"...Britain often sought to tax or even to embargo various kinds of trade from the American colonies to the West Indies: for example, the import tax with the Molasses Act of 1733, or the way in which the British Navy tried to cut off trade between the colonies and the French West Indies during the Seven Years' War.
The "single most contentious issue" in the First Continental Congress in 1774 was about the extent to which the British Parliament could regulate the U.S. economy, including these and other limits on navigation as well as acts that sought to prohibit manufacturing in the colonies (so that the colonies would need to import from Britain, instead).
..."The commercial dispute preceded the constitutional, not just once but again and again in these years. It is important that colonists melded economic and constitutional arguments under the category of sovereignty--but not so important that we should ignore the originating nature of economic forces."
...Post-World War II colonial independence movements should have taught us something about the many-sided meanings of economic sovereignty for developing nations.
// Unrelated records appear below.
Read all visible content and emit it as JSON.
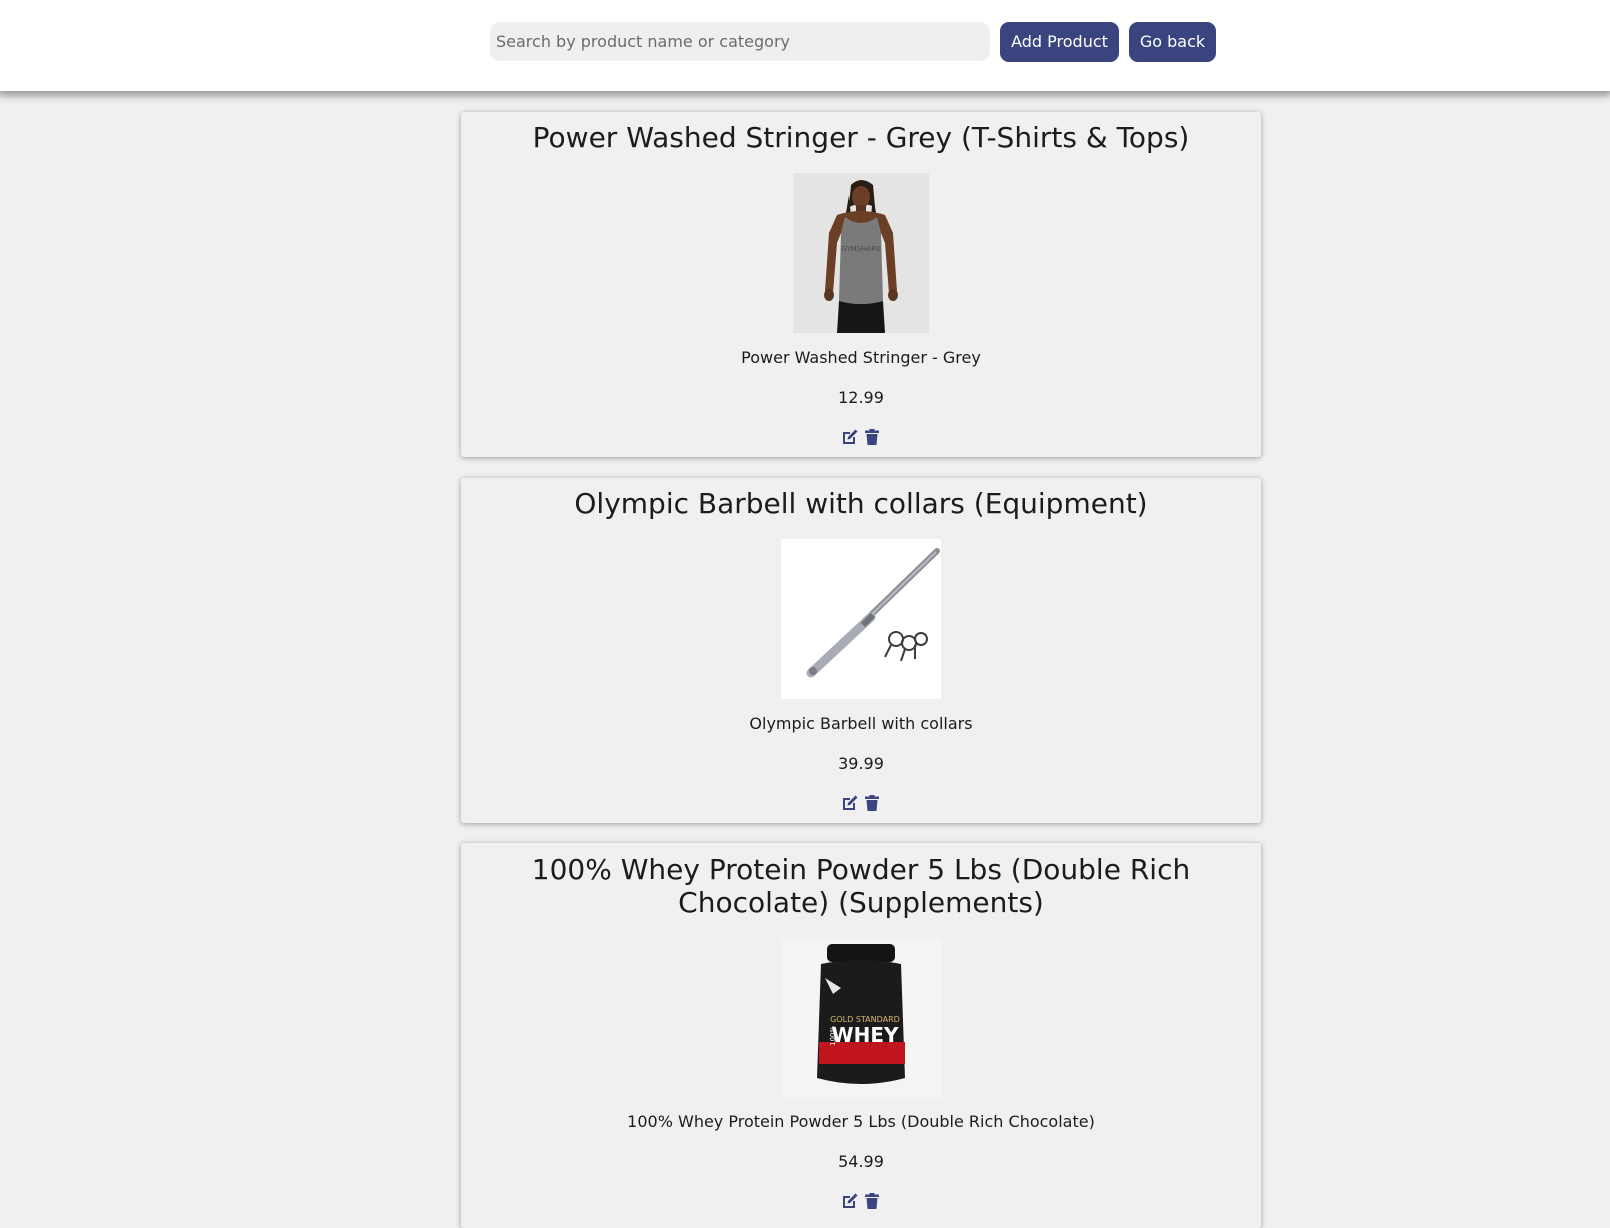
{
  "header": {
    "search": {
      "placeholder": "Search by product name or category",
      "value": ""
    },
    "add_label": "Add Product",
    "back_label": "Go back"
  },
  "products": [
    {
      "title": "Power Washed Stringer - Grey (T-Shirts & Tops)",
      "name": "Power Washed Stringer - Grey",
      "price": "12.99",
      "image_logo_text": "GYMSHARK"
    },
    {
      "title": "Olympic Barbell with collars (Equipment)",
      "name": "Olympic Barbell with collars",
      "price": "39.99"
    },
    {
      "title": "100% Whey Protein Powder 5 Lbs (Double Rich Chocolate) (Supplements)",
      "name": "100% Whey Protein Powder 5 Lbs (Double Rich Chocolate)",
      "price": "54.99",
      "image_label_top": "GOLD STANDARD",
      "image_label_main": "WHEY",
      "image_label_side": "100%"
    }
  ],
  "colors": {
    "accent": "#3a4580",
    "background": "#f0f0f0",
    "header": "#ffffff"
  },
  "icons": {
    "edit": "edit-icon",
    "delete": "trash-icon"
  }
}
If not only merchants but also artisans, tenant farmers, cash-strapped yeoman, fishermen, and debt-ridden slave-owning planters can be shown to have had compelling economic reasons to favor independence, it should not seem too narrow or conspiratorial to suggest that they acted on these reasons and sought to combine them with a language that spoke to principles as well as to the bottom line."
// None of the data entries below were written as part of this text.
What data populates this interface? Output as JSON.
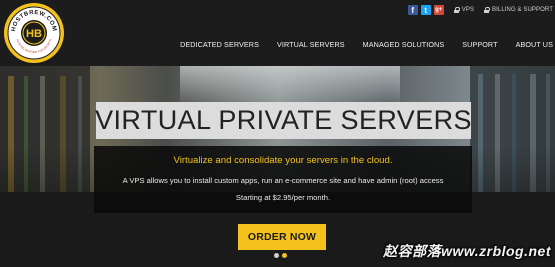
{
  "brand": {
    "logo_initials": "HB",
    "logo_ring_text": "HOSTBREW.COM",
    "logo_tagline": "HOSTING PARTNER FOR GROWTH"
  },
  "topbar": {
    "social": [
      {
        "icon": "facebook-icon",
        "glyph": "f"
      },
      {
        "icon": "twitter-icon",
        "glyph": "t"
      },
      {
        "icon": "google-plus-icon",
        "glyph": "g+"
      }
    ],
    "vps_label": "VPS",
    "billing_label": "BILLING & SUPPORT"
  },
  "nav": {
    "items": [
      "DEDICATED SERVERS",
      "VIRTUAL SERVERS",
      "MANAGED SOLUTIONS",
      "SUPPORT",
      "ABOUT US"
    ]
  },
  "hero": {
    "title": "VIRTUAL PRIVATE SERVERS",
    "subtitle": "Virtualize and consolidate your servers in the cloud.",
    "description": "A VPS allows you to install custom apps, run an e-commerce site and have admin (root) access",
    "price": "Starting at $2.95/per month.",
    "cta_label": "ORDER NOW",
    "slider": {
      "total": 2,
      "active": 2
    }
  },
  "watermark": "赵容部落www.zrblog.net",
  "colors": {
    "accent": "#f4c21d",
    "header_bg": "#1c1c1c",
    "title_box_bg": "#dcdcdc"
  }
}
...the urge of the colonists to move beyond protest and into actual war and rebellion needed the push of economic factors.
...when anyone starts talking about a revolution needed for freedom and justice and for people to get their "rights," warning sirens should go off in your brain. Such promises from revolutionaries have certainly been betrayed far more than they have been honored.
...The causes of the U.S. Revolution probably were largely economic, albeit expressed in a language of constitutionalism...